* **Action item**: The exercise asks for every line of the data to be reproduced exactly.

* **Input for this task**:
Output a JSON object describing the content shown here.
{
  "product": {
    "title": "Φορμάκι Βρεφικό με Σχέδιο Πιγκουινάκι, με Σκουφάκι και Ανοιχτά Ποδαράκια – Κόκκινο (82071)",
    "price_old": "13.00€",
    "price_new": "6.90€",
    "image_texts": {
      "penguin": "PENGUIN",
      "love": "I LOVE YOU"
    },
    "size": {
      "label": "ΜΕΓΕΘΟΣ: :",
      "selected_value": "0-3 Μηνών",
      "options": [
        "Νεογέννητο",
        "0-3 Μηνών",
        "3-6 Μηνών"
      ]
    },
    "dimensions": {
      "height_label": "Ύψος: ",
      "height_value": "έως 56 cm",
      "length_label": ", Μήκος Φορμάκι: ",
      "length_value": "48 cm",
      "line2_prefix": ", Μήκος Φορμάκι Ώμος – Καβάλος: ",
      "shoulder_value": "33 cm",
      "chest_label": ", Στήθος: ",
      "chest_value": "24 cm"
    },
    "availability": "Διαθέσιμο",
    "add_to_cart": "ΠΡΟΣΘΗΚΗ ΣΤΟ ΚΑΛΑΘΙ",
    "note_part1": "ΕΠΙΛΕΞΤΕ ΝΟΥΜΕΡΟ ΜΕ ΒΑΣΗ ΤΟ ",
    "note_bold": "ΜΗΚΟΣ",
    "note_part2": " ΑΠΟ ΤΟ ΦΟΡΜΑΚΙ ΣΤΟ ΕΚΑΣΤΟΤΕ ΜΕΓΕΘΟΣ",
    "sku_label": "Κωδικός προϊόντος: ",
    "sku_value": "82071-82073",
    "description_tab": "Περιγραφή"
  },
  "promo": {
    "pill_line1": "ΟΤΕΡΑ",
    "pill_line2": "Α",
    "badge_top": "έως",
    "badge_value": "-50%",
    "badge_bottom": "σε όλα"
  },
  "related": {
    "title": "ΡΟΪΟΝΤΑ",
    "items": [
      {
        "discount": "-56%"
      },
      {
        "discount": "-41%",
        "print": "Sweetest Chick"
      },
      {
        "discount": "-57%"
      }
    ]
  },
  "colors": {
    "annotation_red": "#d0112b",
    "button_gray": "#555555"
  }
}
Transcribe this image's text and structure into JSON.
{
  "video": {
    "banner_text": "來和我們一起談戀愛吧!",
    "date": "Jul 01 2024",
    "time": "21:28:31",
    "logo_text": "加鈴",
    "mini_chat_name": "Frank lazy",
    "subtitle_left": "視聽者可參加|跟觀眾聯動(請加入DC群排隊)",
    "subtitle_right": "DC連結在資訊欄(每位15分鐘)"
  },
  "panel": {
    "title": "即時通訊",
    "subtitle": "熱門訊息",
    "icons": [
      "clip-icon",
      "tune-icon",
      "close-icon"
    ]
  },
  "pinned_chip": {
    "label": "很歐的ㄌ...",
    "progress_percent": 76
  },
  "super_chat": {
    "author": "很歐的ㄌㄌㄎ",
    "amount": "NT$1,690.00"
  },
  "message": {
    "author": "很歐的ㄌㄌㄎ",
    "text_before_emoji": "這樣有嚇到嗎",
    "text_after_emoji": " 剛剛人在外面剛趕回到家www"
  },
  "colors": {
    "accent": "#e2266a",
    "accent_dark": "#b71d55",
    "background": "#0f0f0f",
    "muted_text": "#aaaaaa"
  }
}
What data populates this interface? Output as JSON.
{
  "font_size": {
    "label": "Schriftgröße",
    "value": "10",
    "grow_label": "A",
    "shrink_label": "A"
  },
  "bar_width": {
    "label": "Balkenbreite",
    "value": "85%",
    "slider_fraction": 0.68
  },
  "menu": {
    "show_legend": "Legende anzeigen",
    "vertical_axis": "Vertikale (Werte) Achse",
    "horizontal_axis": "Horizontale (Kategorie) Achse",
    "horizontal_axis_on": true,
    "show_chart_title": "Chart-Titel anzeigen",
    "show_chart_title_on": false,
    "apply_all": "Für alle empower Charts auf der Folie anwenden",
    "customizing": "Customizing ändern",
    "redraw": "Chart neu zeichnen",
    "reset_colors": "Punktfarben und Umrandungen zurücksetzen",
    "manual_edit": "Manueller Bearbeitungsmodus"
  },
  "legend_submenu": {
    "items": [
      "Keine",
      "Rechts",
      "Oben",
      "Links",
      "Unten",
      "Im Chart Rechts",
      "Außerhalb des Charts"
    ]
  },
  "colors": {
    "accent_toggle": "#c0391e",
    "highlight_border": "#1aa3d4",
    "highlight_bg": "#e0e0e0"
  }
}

* **Solution for this problem**:
Output a JSON object describing the content shown here.
{
  "product": {
    "title": "Φορμάκι Βρεφικό με Σχέδιο Πιγκουινάκι, με Σκουφάκι και Ανοιχτά Ποδαράκια – Κόκκινο (82071)",
    "price_old": "13.00€",
    "price_new": "6.90€",
    "image_texts": {
      "penguin": "PENGUIN",
      "love": "I LOVE YOU"
    },
    "size": {
      "label": "ΜΕΓΕΘΟΣ: :",
      "selected_value": "0-3 Μηνών",
      "options": [
        "Νεογέννητο",
        "0-3 Μηνών",
        "3-6 Μηνών"
      ]
    },
    "dimensions": {
      "height_label": "Ύψος: ",
      "height_value": "έως 56 cm",
      "length_label": ", Μήκος Φορμάκι: ",
      "length_value": "48 cm",
      "line2_prefix": ", Μήκος Φορμάκι Ώμος – Καβάλος: ",
      "shoulder_value": "33 cm",
      "chest_label": ", Στήθος: ",
      "chest_value": "24 cm"
    },
    "availability": "Διαθέσιμο",
    "add_to_cart": "ΠΡΟΣΘΗΚΗ ΣΤΟ ΚΑΛΑΘΙ",
    "note_part1": "ΕΠΙΛΕΞΤΕ ΝΟΥΜΕΡΟ ΜΕ ΒΑΣΗ ΤΟ ",
    "note_bold": "ΜΗΚΟΣ",
    "note_part2": " ΑΠΟ ΤΟ ΦΟΡΜΑΚΙ ΣΤΟ ΕΚΑΣΤΟΤΕ ΜΕΓΕΘΟΣ",
    "sku_label": "Κωδικός προϊόντος: ",
    "sku_value": "82071-82073",
    "description_tab": "Περιγραφή"
  },
  "promo": {
    "pill_line1": "ΟΤΕΡΑ",
    "pill_line2": "Α",
    "badge_top": "έως",
    "badge_value": "-50%",
    "badge_bottom": "σε όλα"
  },
  "related": {
    "title": "ΡΟΪΟΝΤΑ",
    "items": [
      {
        "discount": "-56%"
      },
      {
        "discount": "-41%",
        "print": "Sweetest Chick"
      },
      {
        "discount": "-57%"
      }
    ]
  },
  "colors": {
    "annotation_red": "#d0112b",
    "button_gray": "#555555"
  }
}
Transcribe this image's text and structure into JSON.
{
  "video": {
    "banner_text": "來和我們一起談戀愛吧!",
    "date": "Jul 01 2024",
    "time": "21:28:31",
    "logo_text": "加鈴",
    "mini_chat_name": "Frank lazy",
    "subtitle_left": "視聽者可參加|跟觀眾聯動(請加入DC群排隊)",
    "subtitle_right": "DC連結在資訊欄(每位15分鐘)"
  },
  "panel": {
    "title": "即時通訊",
    "subtitle": "熱門訊息",
    "icons": [
      "clip-icon",
      "tune-icon",
      "close-icon"
    ]
  },
  "pinned_chip": {
    "label": "很歐的ㄌ...",
    "progress_percent": 76
  },
  "super_chat": {
    "author": "很歐的ㄌㄌㄎ",
    "amount": "NT$1,690.00"
  },
  "message": {
    "author": "很歐的ㄌㄌㄎ",
    "text_before_emoji": "這樣有嚇到嗎",
    "text_after_emoji": " 剛剛人在外面剛趕回到家www"
  },
  "colors": {
    "accent": "#e2266a",
    "accent_dark": "#b71d55",
    "background": "#0f0f0f",
    "muted_text": "#aaaaaa"
  }
}
What data populates this interface? Output as JSON.
{
  "font_size": {
    "label": "Schriftgröße",
    "value": "10",
    "grow_label": "A",
    "shrink_label": "A"
  },
  "bar_width": {
    "label": "Balkenbreite",
    "value": "85%",
    "slider_fraction": 0.68
  },
  "menu": {
    "show_legend": "Legende anzeigen",
    "vertical_axis": "Vertikale (Werte) Achse",
    "horizontal_axis": "Horizontale (Kategorie) Achse",
    "horizontal_axis_on": true,
    "show_chart_title": "Chart-Titel anzeigen",
    "show_chart_title_on": false,
    "apply_all": "Für alle empower Charts auf der Folie anwenden",
    "customizing": "Customizing ändern",
    "redraw": "Chart neu zeichnen",
    "reset_colors": "Punktfarben und Umrandungen zurücksetzen",
    "manual_edit": "Manueller Bearbeitungsmodus"
  },
  "legend_submenu": {
    "items": [
      "Keine",
      "Rechts",
      "Oben",
      "Links",
      "Unten",
      "Im Chart Rechts",
      "Außerhalb des Charts"
    ]
  },
  "colors": {
    "accent_toggle": "#c0391e",
    "highlight_border": "#1aa3d4",
    "highlight_bg": "#e0e0e0"
  }
}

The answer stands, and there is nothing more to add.